The William & Mary Policy Review is a publication of the College of William & Mary’s Public Policy Program. The Policy Review‘s purpose is to showcase critical analysis, applied research, and engaging opinions on current policy issues.
We publish two semi-annual issues of the Policy Review, an in-depth and peer-reviewed academic journal, per academic year. Articles published in our print journal may be viewed on our website for free. Submissions requirements for authors interested in publication may be found here.
Additionally, we semi-regularly publish more concise blog posts pertaining to contemporary policy topic areas. Authors primarily consist of current graduate students of public policy at William & Mary though pieces are additionally contributed by undergraduate interns, affiliated researchers as well as invited guests.
Preview of the Blog
The solar industry hangs in the balance heading into November as the International Trade Commission (ITC) prepares its final comments for the White House on the Suniva-SolarWorld Section 201 trade case. The president’s decision on whether to impose a tariff on imported solar panels and parts could have wide-ranging effects for solar companies, the energy sector, and the entire U.S. manufacturing industry.
The New York Times recently reported on the strict ban on plastic bags Kenya recently adopted—four years in jail or a hefty fine of $19,000 for importing or manufacturing plastic bags. Countries all over Europe and Asia are adopting similar policies to reduce the use of plastic bags. England implemented a 5 pence tax per bag bought, giving customers incentive to use reusable bags. The EPA reports that the United States alone uses 380 billion plastic bags every year, requiring 12 million barrels of oil to create, and only 5 percent of these plastic bags are recycled. Most plastic bags find their way into the environment, hurting or killing animals, largely in our waterways. While many cities in the United States have adopted plastic bag taxes or bans, are there economic benefits to a nationwide plastic bag tax policy implementation?
Severe food and gas shortages, black market trading, and a rising inflation are a reality for individuals in Venezuela. Riddled with a piling economic debt, the oil-export dependent country recently signed a $3.15 billion debt deal with Russia. With an estimated $140 billion foreign debt, the deal is a miniscule step towards its economic recovery. As a result of the government’s blatant human rights violations and abuses, the E.U. and U.S. refuse to remove their current sanctions. The deal does indicate, however, an increasing role of non-traditional donors like China and Russia, acting as loan crutches for debt-ridden countries when the traditional debt-restructuring programs managed by the Western powers fail.
It’s an election year. Politics and policy conversations –whether intelligent or not- seem to be everywhere. This election cycle we have heard quite a bit about the economy but surprisingly not much about entitlements – at least not since the Republican primary ended. This is surprising considering entitlement spending accounts for nearly half of the federal government’s budget. That makes the issue an obvious channel for candidates to illustrate their particular politics on the role of government, government spending, and the economy.

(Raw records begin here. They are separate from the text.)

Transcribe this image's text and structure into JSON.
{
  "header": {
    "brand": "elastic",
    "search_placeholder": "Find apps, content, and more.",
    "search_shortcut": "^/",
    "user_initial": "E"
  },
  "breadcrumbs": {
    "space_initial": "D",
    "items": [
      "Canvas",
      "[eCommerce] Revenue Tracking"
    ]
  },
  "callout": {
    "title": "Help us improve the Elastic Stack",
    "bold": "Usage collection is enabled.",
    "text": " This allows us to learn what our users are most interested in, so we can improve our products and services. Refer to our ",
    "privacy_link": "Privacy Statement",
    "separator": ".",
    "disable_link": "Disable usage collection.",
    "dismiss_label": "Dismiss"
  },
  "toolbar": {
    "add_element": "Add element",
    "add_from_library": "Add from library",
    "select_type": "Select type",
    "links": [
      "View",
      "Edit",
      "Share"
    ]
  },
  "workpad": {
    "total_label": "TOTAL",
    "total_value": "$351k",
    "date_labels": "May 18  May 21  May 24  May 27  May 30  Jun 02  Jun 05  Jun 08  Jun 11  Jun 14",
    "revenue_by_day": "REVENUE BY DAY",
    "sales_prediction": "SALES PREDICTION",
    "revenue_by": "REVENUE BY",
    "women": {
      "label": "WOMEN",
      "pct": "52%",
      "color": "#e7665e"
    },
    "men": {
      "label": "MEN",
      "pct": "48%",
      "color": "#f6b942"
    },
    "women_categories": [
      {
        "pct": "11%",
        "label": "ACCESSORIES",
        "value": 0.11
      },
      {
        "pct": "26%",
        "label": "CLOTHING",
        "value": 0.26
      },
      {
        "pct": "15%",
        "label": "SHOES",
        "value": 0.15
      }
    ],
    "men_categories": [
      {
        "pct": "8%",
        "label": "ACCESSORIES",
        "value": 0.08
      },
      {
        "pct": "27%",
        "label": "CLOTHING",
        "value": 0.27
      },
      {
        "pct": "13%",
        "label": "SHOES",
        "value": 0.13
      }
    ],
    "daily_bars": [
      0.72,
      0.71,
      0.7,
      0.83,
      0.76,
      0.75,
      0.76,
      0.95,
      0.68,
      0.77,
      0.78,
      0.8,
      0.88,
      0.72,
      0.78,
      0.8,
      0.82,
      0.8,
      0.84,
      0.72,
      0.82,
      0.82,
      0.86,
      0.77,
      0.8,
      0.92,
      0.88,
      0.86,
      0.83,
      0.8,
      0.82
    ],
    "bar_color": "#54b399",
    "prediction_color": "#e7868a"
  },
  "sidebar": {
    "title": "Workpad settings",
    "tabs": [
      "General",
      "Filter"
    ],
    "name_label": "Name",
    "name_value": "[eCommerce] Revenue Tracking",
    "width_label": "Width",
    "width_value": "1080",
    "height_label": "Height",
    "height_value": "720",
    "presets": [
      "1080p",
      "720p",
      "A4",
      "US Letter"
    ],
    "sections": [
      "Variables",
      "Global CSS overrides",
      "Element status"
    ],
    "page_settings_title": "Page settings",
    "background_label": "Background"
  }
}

Not only that, but it is an issue that impacts every voter, whether they are retired, close to retirement, or paying taxes to fund others’ retirement. However, this election cycle, strangely enough, louder, more colorful topics have trumped the political arena and national conversation.
In President Trump’s 2018 proposed budget, he stated plans to eliminate federal funds to many independent agencies including the National Endowment for the Arts (NEA). While the NEA represents only a very minute portion of the federal budget (0.004%), it’s worth examining if these programs should be defunded.
On July 26, 2017, President Donald Trump announced to the world that the United States military would no longer allow transgender people to serve as military personnel. Over the span of three tweets, he argued that transgender individuals create costs and cause disruption, impacting the US military’s effectiveness and readiness. Since the announcement, there has been a lively discourse between the LGBTQ+ community and its allies and those who support the ban. The question remains; is a ban on all transgender military personnel feasible?